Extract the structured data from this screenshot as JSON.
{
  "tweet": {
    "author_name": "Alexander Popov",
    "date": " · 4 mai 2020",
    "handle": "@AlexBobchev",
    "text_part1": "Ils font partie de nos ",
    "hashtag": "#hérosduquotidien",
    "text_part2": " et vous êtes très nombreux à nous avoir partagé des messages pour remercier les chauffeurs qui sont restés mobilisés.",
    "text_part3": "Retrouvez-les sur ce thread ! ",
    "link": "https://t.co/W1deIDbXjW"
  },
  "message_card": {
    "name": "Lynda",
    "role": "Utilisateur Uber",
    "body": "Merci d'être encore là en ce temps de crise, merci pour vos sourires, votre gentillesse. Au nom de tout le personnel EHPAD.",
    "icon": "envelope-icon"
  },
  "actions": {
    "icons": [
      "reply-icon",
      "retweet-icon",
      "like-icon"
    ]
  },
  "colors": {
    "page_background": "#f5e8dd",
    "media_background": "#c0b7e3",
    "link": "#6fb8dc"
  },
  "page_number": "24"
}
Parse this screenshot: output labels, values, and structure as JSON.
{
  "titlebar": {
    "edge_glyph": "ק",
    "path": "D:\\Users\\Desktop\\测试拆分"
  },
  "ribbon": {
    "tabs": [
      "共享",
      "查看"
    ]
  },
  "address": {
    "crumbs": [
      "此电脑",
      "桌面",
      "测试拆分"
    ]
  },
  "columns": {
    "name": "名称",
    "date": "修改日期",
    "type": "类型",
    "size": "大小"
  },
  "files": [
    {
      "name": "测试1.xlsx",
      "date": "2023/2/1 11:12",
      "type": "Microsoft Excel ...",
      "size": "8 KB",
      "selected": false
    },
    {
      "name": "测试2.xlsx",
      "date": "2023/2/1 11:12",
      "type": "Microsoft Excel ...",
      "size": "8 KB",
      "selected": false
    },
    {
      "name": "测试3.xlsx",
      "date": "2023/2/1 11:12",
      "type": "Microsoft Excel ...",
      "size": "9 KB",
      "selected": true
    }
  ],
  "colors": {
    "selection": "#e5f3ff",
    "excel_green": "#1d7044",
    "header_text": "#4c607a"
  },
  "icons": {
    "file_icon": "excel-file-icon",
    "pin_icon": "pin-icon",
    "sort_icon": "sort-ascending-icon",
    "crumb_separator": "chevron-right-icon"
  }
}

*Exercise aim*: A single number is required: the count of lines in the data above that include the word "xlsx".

*The answer*: 3